● **Problem to work on**
Each time a line of the listing holds "will", copy that line.

● **Dataset**
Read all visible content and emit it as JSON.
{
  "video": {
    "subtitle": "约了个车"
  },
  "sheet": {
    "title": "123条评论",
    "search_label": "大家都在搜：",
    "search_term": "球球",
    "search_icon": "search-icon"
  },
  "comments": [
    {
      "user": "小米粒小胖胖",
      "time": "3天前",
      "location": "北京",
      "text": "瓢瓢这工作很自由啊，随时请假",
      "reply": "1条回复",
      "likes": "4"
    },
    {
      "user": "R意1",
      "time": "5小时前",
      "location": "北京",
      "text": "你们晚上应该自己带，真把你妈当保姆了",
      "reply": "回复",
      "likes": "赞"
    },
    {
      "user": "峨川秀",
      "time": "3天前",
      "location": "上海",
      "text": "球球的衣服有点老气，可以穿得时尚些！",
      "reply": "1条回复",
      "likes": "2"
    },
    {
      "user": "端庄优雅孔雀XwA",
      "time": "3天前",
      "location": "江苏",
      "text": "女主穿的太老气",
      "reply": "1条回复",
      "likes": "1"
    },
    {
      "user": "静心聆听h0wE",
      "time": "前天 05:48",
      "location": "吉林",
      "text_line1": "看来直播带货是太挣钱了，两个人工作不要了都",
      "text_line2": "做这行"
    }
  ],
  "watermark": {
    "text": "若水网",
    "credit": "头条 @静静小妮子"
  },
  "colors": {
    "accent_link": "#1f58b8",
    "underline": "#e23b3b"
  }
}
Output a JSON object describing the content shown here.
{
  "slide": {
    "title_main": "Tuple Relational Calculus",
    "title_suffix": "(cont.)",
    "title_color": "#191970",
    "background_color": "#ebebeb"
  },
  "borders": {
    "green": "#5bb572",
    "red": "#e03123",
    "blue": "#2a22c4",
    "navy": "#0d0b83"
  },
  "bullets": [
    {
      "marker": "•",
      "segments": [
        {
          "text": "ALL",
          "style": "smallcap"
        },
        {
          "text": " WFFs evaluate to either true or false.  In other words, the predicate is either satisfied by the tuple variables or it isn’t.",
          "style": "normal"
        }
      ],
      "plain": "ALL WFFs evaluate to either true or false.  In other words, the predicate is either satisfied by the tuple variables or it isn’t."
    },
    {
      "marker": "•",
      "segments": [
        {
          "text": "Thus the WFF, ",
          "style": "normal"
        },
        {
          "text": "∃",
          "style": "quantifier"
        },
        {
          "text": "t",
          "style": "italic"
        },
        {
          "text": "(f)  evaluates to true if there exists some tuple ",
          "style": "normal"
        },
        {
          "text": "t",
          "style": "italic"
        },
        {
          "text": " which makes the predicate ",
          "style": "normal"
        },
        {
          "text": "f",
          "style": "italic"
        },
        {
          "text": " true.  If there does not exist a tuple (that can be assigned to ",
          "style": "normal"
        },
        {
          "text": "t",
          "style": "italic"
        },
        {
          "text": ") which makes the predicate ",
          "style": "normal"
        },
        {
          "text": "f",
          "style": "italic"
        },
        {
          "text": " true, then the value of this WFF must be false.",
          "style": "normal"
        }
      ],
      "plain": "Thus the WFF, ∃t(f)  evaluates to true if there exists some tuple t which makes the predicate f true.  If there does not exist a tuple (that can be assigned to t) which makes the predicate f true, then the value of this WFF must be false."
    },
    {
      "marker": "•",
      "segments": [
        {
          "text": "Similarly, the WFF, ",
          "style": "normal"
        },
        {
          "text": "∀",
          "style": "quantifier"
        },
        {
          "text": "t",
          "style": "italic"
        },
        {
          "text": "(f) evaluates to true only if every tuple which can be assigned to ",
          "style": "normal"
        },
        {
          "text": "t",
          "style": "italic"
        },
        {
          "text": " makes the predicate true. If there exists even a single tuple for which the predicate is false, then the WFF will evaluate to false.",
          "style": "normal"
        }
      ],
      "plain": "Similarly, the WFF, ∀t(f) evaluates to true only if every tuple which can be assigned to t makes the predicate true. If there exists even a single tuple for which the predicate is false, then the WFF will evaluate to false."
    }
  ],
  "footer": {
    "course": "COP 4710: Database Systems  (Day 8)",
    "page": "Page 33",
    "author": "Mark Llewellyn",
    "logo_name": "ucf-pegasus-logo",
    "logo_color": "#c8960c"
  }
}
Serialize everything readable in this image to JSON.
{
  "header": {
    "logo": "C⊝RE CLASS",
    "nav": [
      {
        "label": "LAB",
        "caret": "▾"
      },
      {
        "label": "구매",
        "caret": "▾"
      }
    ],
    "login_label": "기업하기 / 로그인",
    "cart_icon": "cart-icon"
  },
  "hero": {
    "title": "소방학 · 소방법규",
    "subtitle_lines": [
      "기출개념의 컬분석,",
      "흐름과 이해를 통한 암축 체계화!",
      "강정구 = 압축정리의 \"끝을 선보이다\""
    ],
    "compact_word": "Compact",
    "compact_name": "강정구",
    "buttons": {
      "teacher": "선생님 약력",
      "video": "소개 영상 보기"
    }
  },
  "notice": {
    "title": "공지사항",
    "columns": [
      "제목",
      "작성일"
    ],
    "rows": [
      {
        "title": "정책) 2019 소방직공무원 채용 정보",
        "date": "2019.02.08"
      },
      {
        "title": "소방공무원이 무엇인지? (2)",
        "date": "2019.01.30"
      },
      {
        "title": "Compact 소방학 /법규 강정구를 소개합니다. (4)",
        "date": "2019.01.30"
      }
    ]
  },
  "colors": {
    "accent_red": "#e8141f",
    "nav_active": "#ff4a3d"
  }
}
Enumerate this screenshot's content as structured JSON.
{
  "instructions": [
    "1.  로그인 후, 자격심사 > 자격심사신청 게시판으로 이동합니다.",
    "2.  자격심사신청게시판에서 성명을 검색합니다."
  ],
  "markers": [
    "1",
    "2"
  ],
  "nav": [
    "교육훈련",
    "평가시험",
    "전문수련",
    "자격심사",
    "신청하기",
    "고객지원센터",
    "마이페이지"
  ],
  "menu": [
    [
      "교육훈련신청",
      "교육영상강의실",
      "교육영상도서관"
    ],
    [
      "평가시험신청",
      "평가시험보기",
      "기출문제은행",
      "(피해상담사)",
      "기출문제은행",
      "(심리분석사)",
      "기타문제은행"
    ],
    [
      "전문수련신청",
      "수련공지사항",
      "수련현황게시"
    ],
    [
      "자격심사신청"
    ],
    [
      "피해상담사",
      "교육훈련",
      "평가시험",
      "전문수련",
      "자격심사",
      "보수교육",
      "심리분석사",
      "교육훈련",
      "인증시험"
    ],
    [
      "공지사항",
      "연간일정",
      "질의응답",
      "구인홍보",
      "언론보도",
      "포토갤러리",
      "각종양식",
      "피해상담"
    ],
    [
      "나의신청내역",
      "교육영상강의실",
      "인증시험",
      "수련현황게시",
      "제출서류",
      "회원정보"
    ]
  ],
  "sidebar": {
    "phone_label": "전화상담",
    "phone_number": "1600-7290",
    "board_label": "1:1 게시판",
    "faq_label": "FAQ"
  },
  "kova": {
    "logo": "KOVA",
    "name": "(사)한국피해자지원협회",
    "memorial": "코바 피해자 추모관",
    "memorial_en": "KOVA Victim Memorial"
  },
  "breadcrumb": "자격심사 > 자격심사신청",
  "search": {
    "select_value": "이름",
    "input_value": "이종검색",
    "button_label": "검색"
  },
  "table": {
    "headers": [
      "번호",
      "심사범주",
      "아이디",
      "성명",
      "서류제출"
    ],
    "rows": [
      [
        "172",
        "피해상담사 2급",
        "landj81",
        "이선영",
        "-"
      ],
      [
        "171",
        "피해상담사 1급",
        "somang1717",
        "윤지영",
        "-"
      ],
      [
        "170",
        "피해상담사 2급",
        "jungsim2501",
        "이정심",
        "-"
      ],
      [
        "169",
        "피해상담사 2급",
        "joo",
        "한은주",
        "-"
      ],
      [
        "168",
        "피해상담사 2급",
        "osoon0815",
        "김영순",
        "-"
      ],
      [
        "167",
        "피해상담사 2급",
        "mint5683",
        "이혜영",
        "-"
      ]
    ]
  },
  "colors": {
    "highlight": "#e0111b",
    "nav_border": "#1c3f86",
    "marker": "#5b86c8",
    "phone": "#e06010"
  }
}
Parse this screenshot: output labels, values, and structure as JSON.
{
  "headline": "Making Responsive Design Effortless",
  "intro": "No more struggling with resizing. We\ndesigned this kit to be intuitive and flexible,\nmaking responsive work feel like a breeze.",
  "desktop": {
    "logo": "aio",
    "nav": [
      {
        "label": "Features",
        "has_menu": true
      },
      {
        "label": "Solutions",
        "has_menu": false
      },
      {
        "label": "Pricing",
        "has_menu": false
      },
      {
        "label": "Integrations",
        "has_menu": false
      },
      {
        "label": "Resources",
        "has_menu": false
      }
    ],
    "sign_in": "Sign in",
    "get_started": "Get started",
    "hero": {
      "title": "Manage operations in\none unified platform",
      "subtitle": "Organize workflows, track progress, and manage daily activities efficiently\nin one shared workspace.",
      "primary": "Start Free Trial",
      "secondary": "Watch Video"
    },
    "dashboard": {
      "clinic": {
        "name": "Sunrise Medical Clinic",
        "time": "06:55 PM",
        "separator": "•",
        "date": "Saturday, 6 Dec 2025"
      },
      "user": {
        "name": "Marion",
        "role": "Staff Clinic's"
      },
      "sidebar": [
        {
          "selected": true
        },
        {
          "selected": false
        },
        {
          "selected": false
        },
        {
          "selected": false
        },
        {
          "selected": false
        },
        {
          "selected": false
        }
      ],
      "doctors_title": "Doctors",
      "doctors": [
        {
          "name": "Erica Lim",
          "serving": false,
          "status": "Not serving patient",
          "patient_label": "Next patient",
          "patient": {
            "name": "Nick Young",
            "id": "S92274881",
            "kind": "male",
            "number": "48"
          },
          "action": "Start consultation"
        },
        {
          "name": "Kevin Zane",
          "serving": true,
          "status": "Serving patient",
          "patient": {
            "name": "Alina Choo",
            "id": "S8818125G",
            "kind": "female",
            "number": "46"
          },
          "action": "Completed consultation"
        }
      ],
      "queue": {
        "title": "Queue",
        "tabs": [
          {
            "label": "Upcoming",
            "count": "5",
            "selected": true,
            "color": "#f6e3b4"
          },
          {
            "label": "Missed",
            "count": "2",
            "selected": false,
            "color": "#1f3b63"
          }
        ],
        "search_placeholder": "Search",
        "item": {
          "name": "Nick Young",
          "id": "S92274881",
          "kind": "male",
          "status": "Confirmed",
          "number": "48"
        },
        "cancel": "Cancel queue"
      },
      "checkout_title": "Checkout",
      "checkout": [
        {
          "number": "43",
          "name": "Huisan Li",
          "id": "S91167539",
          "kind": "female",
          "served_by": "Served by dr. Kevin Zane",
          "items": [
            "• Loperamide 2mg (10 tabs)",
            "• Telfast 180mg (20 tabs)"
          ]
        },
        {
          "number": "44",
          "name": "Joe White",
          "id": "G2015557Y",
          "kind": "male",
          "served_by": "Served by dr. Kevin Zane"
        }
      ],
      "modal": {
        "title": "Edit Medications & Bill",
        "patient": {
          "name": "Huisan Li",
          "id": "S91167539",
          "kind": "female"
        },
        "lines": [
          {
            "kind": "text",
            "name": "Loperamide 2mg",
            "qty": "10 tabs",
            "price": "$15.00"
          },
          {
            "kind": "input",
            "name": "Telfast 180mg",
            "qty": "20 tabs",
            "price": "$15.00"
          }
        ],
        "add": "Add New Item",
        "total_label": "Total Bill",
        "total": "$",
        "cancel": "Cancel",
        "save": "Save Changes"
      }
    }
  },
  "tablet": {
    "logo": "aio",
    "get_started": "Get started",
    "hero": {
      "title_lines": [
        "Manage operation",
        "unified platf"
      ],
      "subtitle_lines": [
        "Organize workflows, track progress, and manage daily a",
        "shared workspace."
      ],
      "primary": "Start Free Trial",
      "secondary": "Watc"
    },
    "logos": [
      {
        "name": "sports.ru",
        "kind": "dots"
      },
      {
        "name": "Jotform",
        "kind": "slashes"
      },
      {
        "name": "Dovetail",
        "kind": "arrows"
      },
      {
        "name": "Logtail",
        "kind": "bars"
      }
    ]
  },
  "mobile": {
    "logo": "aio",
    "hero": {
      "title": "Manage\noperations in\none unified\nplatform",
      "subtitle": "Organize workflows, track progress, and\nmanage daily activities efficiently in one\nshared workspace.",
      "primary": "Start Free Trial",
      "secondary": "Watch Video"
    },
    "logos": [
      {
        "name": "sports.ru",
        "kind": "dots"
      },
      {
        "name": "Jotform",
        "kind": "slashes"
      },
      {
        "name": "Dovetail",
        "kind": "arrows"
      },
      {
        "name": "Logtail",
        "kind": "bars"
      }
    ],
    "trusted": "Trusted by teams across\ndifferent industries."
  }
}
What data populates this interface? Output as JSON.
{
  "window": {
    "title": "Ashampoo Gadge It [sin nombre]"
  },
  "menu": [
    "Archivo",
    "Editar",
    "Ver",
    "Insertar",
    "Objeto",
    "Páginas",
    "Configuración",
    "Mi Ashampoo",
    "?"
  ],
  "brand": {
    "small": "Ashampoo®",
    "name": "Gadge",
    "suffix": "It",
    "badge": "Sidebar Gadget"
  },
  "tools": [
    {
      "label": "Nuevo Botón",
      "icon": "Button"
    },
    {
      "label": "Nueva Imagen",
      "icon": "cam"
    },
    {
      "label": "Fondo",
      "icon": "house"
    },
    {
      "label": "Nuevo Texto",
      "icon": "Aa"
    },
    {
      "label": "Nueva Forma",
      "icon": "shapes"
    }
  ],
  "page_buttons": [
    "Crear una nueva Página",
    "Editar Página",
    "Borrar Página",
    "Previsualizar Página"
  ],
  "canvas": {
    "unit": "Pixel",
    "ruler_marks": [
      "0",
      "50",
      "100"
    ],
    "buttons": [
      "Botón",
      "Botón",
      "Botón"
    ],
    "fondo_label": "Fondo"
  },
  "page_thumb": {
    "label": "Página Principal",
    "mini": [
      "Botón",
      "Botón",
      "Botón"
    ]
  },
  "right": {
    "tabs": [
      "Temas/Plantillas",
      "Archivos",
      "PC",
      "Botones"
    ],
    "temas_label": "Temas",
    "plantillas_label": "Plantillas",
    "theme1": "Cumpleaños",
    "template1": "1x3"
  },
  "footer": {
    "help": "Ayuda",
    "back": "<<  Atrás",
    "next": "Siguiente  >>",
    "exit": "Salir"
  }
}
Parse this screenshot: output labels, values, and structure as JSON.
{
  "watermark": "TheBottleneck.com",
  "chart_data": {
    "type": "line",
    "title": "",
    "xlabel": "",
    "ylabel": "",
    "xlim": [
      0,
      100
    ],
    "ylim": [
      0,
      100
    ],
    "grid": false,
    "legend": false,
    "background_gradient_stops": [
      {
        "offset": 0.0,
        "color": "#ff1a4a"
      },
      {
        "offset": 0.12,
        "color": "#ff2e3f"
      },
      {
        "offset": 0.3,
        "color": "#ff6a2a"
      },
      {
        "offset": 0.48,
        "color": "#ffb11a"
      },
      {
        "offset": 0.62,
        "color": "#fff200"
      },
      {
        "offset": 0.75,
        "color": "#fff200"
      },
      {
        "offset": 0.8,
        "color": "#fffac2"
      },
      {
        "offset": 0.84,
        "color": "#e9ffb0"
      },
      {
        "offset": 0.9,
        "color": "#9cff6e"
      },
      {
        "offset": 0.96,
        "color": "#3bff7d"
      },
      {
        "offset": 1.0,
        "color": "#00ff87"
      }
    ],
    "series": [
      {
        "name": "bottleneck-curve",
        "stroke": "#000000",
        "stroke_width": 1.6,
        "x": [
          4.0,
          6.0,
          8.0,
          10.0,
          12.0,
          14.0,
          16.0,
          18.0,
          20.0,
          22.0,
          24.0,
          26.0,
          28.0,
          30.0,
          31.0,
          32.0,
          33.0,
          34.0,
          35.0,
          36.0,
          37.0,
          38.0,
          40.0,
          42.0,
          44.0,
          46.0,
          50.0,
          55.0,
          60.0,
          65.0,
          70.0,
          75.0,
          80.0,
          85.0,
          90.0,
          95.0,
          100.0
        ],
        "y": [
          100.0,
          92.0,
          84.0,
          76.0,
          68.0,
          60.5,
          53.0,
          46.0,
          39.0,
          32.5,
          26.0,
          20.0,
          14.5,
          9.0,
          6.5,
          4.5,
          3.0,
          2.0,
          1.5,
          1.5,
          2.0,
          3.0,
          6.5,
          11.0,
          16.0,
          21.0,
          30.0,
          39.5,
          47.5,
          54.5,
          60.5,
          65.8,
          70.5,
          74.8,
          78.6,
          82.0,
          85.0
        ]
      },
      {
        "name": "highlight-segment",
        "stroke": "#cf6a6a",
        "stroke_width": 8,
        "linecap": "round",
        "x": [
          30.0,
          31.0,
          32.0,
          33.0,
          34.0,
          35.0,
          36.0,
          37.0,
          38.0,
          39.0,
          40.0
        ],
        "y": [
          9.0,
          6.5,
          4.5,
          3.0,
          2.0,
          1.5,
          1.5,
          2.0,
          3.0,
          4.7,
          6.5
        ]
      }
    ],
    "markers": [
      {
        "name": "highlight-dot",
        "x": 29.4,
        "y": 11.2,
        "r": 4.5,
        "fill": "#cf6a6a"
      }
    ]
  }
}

● **Answer section**
          "text": " makes the predicate true. If there exists even a single tuple for which the predicate is false, then the WFF will evaluate to false.",
      "plain": "Similarly, the WFF, ∀t(f) evaluates to true only if every tuple which can be assigned to t makes the predicate true. If there exists even a single tuple for which the predicate is false, then the WFF will evaluate to false."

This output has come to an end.